Work order: Look through the entries. Copy each line that has the word "GBPUSD".

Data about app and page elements
++++++++++++++++++++
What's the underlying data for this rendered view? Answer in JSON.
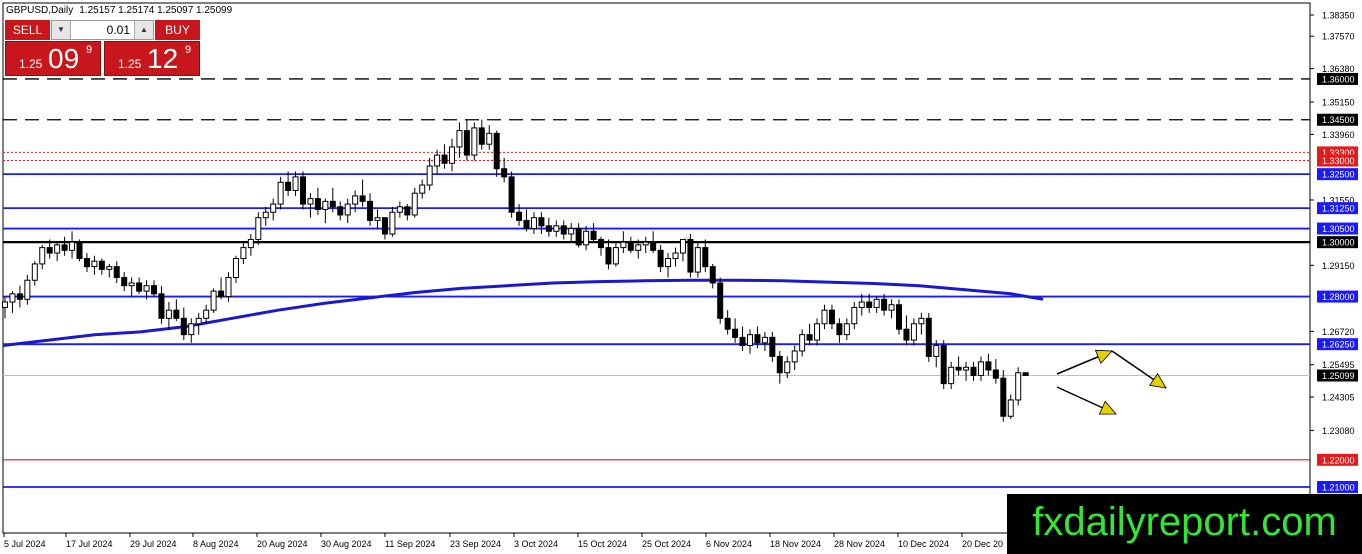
{
  "header": {
    "symbol_label": "GBPUSD,Daily",
    "ohlc": "1.25157 1.25174 1.25097 1.25099"
  },
  "trade_panel": {
    "sell_label": "SELL",
    "buy_label": "BUY",
    "lot_value": "0.01",
    "sell_price": {
      "prefix": "1.25",
      "big": "09",
      "sup": "9"
    },
    "buy_price": {
      "prefix": "1.25",
      "big": "12",
      "sup": "9"
    }
  },
  "watermark": "fxdailyreport.com",
  "colors": {
    "level_blue": "#1a1aff",
    "level_black": "#000000",
    "level_red": "#e31b1b",
    "ma_blue": "#1a1acc",
    "arrow_yellow": "#e6d200",
    "price_tag_bg": "#000000"
  },
  "chart_data": {
    "type": "candlestick",
    "symbol": "GBPUSD",
    "timeframe": "Daily",
    "ylim": [
      1.21,
      1.3835
    ],
    "x_tick_labels": [
      "5 Jul 2024",
      "17 Jul 2024",
      "29 Jul 2024",
      "8 Aug 2024",
      "20 Aug 2024",
      "30 Aug 2024",
      "11 Sep 2024",
      "23 Sep 2024",
      "3 Oct 2024",
      "15 Oct 2024",
      "25 Oct 2024",
      "6 Nov 2024",
      "18 Nov 2024",
      "28 Nov 2024",
      "10 Dec 2024",
      "20 Dec 20"
    ],
    "y_tick_labels": [
      "1.38350",
      "1.37570",
      "1.36380",
      "1.35150",
      "1.33960",
      "1.31550",
      "1.29150",
      "1.26720",
      "1.25495",
      "1.24305",
      "1.23080"
    ],
    "levels": [
      {
        "price": 1.36,
        "label": "1.36000",
        "style": "dashed",
        "color": "#000000"
      },
      {
        "price": 1.345,
        "label": "1.34500",
        "style": "dashed",
        "color": "#000000"
      },
      {
        "price": 1.333,
        "label": "1.33300",
        "style": "dotted",
        "color": "#e31b1b"
      },
      {
        "price": 1.33,
        "label": "1.33000",
        "style": "dotted",
        "color": "#e31b1b"
      },
      {
        "price": 1.325,
        "label": "1.32500",
        "style": "solid",
        "color": "#1a1aff"
      },
      {
        "price": 1.3125,
        "label": "1.31250",
        "style": "solid",
        "color": "#1a1aff"
      },
      {
        "price": 1.305,
        "label": "1.30500",
        "style": "solid",
        "color": "#1a1aff"
      },
      {
        "price": 1.3,
        "label": "1.30000",
        "style": "solid-thick",
        "color": "#000000"
      },
      {
        "price": 1.28,
        "label": "1.28000",
        "style": "solid",
        "color": "#1a1aff"
      },
      {
        "price": 1.2625,
        "label": "1.26250",
        "style": "solid",
        "color": "#1a1aff"
      },
      {
        "price": 1.22,
        "label": "1.22000",
        "style": "solid",
        "color": "#e31b1b"
      },
      {
        "price": 1.21,
        "label": "1.21000",
        "style": "solid",
        "color": "#1a1aff"
      }
    ],
    "current_price": {
      "price": 1.25099,
      "label": "1.25099"
    },
    "candles": [
      [
        1.276,
        1.28,
        1.272,
        1.278
      ],
      [
        1.278,
        1.282,
        1.274,
        1.281
      ],
      [
        1.281,
        1.284,
        1.276,
        1.279
      ],
      [
        1.279,
        1.288,
        1.277,
        1.286
      ],
      [
        1.286,
        1.293,
        1.284,
        1.292
      ],
      [
        1.292,
        1.299,
        1.29,
        1.298
      ],
      [
        1.298,
        1.301,
        1.294,
        1.296
      ],
      [
        1.296,
        1.3,
        1.293,
        1.299
      ],
      [
        1.299,
        1.302,
        1.295,
        1.297
      ],
      [
        1.297,
        1.304,
        1.294,
        1.3
      ],
      [
        1.3,
        1.301,
        1.293,
        1.294
      ],
      [
        1.294,
        1.296,
        1.289,
        1.291
      ],
      [
        1.291,
        1.295,
        1.288,
        1.293
      ],
      [
        1.293,
        1.294,
        1.288,
        1.29
      ],
      [
        1.29,
        1.292,
        1.287,
        1.291
      ],
      [
        1.291,
        1.293,
        1.285,
        1.287
      ],
      [
        1.287,
        1.289,
        1.282,
        1.284
      ],
      [
        1.284,
        1.287,
        1.28,
        1.285
      ],
      [
        1.285,
        1.287,
        1.281,
        1.282
      ],
      [
        1.282,
        1.286,
        1.279,
        1.284
      ],
      [
        1.284,
        1.286,
        1.28,
        1.281
      ],
      [
        1.281,
        1.284,
        1.27,
        1.272
      ],
      [
        1.272,
        1.278,
        1.268,
        1.275
      ],
      [
        1.275,
        1.279,
        1.271,
        1.272
      ],
      [
        1.272,
        1.276,
        1.264,
        1.266
      ],
      [
        1.266,
        1.272,
        1.263,
        1.27
      ],
      [
        1.27,
        1.274,
        1.266,
        1.272
      ],
      [
        1.272,
        1.277,
        1.27,
        1.275
      ],
      [
        1.275,
        1.283,
        1.274,
        1.282
      ],
      [
        1.282,
        1.287,
        1.279,
        1.28
      ],
      [
        1.28,
        1.289,
        1.278,
        1.287
      ],
      [
        1.287,
        1.295,
        1.285,
        1.294
      ],
      [
        1.294,
        1.3,
        1.292,
        1.298
      ],
      [
        1.298,
        1.303,
        1.295,
        1.301
      ],
      [
        1.301,
        1.311,
        1.299,
        1.309
      ],
      [
        1.309,
        1.313,
        1.306,
        1.311
      ],
      [
        1.311,
        1.316,
        1.308,
        1.314
      ],
      [
        1.314,
        1.324,
        1.312,
        1.322
      ],
      [
        1.322,
        1.326,
        1.317,
        1.319
      ],
      [
        1.319,
        1.326,
        1.317,
        1.324
      ],
      [
        1.324,
        1.326,
        1.312,
        1.314
      ],
      [
        1.314,
        1.318,
        1.309,
        1.316
      ],
      [
        1.316,
        1.32,
        1.31,
        1.312
      ],
      [
        1.312,
        1.316,
        1.307,
        1.315
      ],
      [
        1.315,
        1.32,
        1.311,
        1.313
      ],
      [
        1.313,
        1.315,
        1.308,
        1.31
      ],
      [
        1.31,
        1.316,
        1.307,
        1.314
      ],
      [
        1.314,
        1.319,
        1.311,
        1.317
      ],
      [
        1.317,
        1.323,
        1.313,
        1.315
      ],
      [
        1.315,
        1.318,
        1.306,
        1.308
      ],
      [
        1.308,
        1.312,
        1.305,
        1.309
      ],
      [
        1.309,
        1.309,
        1.301,
        1.303
      ],
      [
        1.303,
        1.313,
        1.302,
        1.311
      ],
      [
        1.311,
        1.315,
        1.309,
        1.313
      ],
      [
        1.313,
        1.314,
        1.308,
        1.31
      ],
      [
        1.31,
        1.32,
        1.309,
        1.318
      ],
      [
        1.318,
        1.323,
        1.316,
        1.321
      ],
      [
        1.321,
        1.331,
        1.319,
        1.328
      ],
      [
        1.328,
        1.334,
        1.325,
        1.332
      ],
      [
        1.332,
        1.336,
        1.327,
        1.329
      ],
      [
        1.329,
        1.338,
        1.326,
        1.335
      ],
      [
        1.335,
        1.344,
        1.331,
        1.341
      ],
      [
        1.341,
        1.345,
        1.33,
        1.332
      ],
      [
        1.332,
        1.344,
        1.33,
        1.342
      ],
      [
        1.342,
        1.345,
        1.334,
        1.336
      ],
      [
        1.336,
        1.343,
        1.334,
        1.34
      ],
      [
        1.34,
        1.341,
        1.324,
        1.327
      ],
      [
        1.327,
        1.331,
        1.322,
        1.324
      ],
      [
        1.324,
        1.326,
        1.309,
        1.311
      ],
      [
        1.311,
        1.314,
        1.306,
        1.308
      ],
      [
        1.308,
        1.312,
        1.304,
        1.305
      ],
      [
        1.305,
        1.311,
        1.303,
        1.309
      ],
      [
        1.309,
        1.311,
        1.303,
        1.306
      ],
      [
        1.306,
        1.309,
        1.302,
        1.304
      ],
      [
        1.304,
        1.308,
        1.302,
        1.306
      ],
      [
        1.306,
        1.308,
        1.301,
        1.303
      ],
      [
        1.303,
        1.307,
        1.3,
        1.305
      ],
      [
        1.305,
        1.307,
        1.298,
        1.299
      ],
      [
        1.299,
        1.306,
        1.297,
        1.304
      ],
      [
        1.304,
        1.307,
        1.3,
        1.301
      ],
      [
        1.301,
        1.302,
        1.295,
        1.298
      ],
      [
        1.298,
        1.301,
        1.29,
        1.292
      ],
      [
        1.292,
        1.3,
        1.291,
        1.298
      ],
      [
        1.298,
        1.304,
        1.296,
        1.3
      ],
      [
        1.3,
        1.302,
        1.296,
        1.297
      ],
      [
        1.297,
        1.301,
        1.294,
        1.299
      ],
      [
        1.299,
        1.302,
        1.296,
        1.3
      ],
      [
        1.3,
        1.304,
        1.296,
        1.297
      ],
      [
        1.297,
        1.299,
        1.289,
        1.291
      ],
      [
        1.291,
        1.296,
        1.287,
        1.294
      ],
      [
        1.294,
        1.298,
        1.291,
        1.296
      ],
      [
        1.296,
        1.3,
        1.293,
        1.301
      ],
      [
        1.301,
        1.303,
        1.287,
        1.289
      ],
      [
        1.289,
        1.3,
        1.287,
        1.298
      ],
      [
        1.298,
        1.301,
        1.289,
        1.291
      ],
      [
        1.291,
        1.292,
        1.283,
        1.285
      ],
      [
        1.285,
        1.287,
        1.27,
        1.272
      ],
      [
        1.272,
        1.275,
        1.266,
        1.268
      ],
      [
        1.268,
        1.272,
        1.263,
        1.265
      ],
      [
        1.265,
        1.269,
        1.26,
        1.262
      ],
      [
        1.262,
        1.268,
        1.259,
        1.266
      ],
      [
        1.266,
        1.269,
        1.261,
        1.263
      ],
      [
        1.263,
        1.267,
        1.26,
        1.265
      ],
      [
        1.265,
        1.267,
        1.256,
        1.258
      ],
      [
        1.258,
        1.26,
        1.248,
        1.252
      ],
      [
        1.252,
        1.258,
        1.25,
        1.256
      ],
      [
        1.256,
        1.262,
        1.253,
        1.26
      ],
      [
        1.26,
        1.268,
        1.258,
        1.266
      ],
      [
        1.266,
        1.27,
        1.262,
        1.264
      ],
      [
        1.264,
        1.272,
        1.262,
        1.27
      ],
      [
        1.27,
        1.277,
        1.268,
        1.275
      ],
      [
        1.275,
        1.277,
        1.268,
        1.27
      ],
      [
        1.27,
        1.272,
        1.263,
        1.266
      ],
      [
        1.266,
        1.272,
        1.264,
        1.27
      ],
      [
        1.27,
        1.278,
        1.268,
        1.276
      ],
      [
        1.276,
        1.281,
        1.273,
        1.278
      ],
      [
        1.278,
        1.281,
        1.274,
        1.276
      ],
      [
        1.276,
        1.28,
        1.274,
        1.279
      ],
      [
        1.279,
        1.281,
        1.273,
        1.275
      ],
      [
        1.275,
        1.279,
        1.272,
        1.277
      ],
      [
        1.277,
        1.279,
        1.266,
        1.268
      ],
      [
        1.268,
        1.273,
        1.262,
        1.264
      ],
      [
        1.264,
        1.272,
        1.262,
        1.27
      ],
      [
        1.27,
        1.274,
        1.266,
        1.272
      ],
      [
        1.272,
        1.274,
        1.256,
        1.258
      ],
      [
        1.258,
        1.264,
        1.254,
        1.262
      ],
      [
        1.262,
        1.264,
        1.246,
        1.248
      ],
      [
        1.248,
        1.256,
        1.246,
        1.254
      ],
      [
        1.254,
        1.258,
        1.251,
        1.253
      ],
      [
        1.253,
        1.256,
        1.249,
        1.254
      ],
      [
        1.254,
        1.256,
        1.249,
        1.251
      ],
      [
        1.251,
        1.258,
        1.249,
        1.256
      ],
      [
        1.256,
        1.259,
        1.251,
        1.253
      ],
      [
        1.253,
        1.257,
        1.248,
        1.25
      ],
      [
        1.25,
        1.253,
        1.234,
        1.236
      ],
      [
        1.236,
        1.244,
        1.235,
        1.242
      ],
      [
        1.242,
        1.254,
        1.24,
        1.252
      ],
      [
        1.252,
        1.252,
        1.251,
        1.251
      ]
    ],
    "ma_points": [
      [
        0,
        1.262
      ],
      [
        10,
        1.264
      ],
      [
        20,
        1.266
      ],
      [
        30,
        1.267
      ],
      [
        40,
        1.269
      ],
      [
        50,
        1.272
      ],
      [
        60,
        1.275
      ],
      [
        70,
        1.2775
      ],
      [
        80,
        1.2795
      ],
      [
        90,
        1.2815
      ],
      [
        100,
        1.283
      ],
      [
        110,
        1.284
      ],
      [
        120,
        1.285
      ],
      [
        130,
        1.2855
      ],
      [
        140,
        1.2858
      ],
      [
        150,
        1.286
      ],
      [
        160,
        1.286
      ],
      [
        170,
        1.2858
      ],
      [
        180,
        1.2853
      ],
      [
        190,
        1.2848
      ],
      [
        200,
        1.284
      ],
      [
        210,
        1.2825
      ],
      [
        220,
        1.281
      ],
      [
        227,
        1.279
      ]
    ],
    "forecast_arrows": [
      {
        "from": [
          1.251,
          0
        ],
        "to": [
          1.2605,
          8
        ]
      },
      {
        "from": [
          1.2605,
          9
        ],
        "to": [
          1.246,
          17
        ]
      },
      {
        "from": [
          1.247,
          0
        ],
        "to": [
          1.2385,
          17
        ]
      }
    ]
  }
}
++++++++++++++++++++
Result:
    "symbol_label": "GBPUSD,Daily",
    "symbol": "GBPUSD",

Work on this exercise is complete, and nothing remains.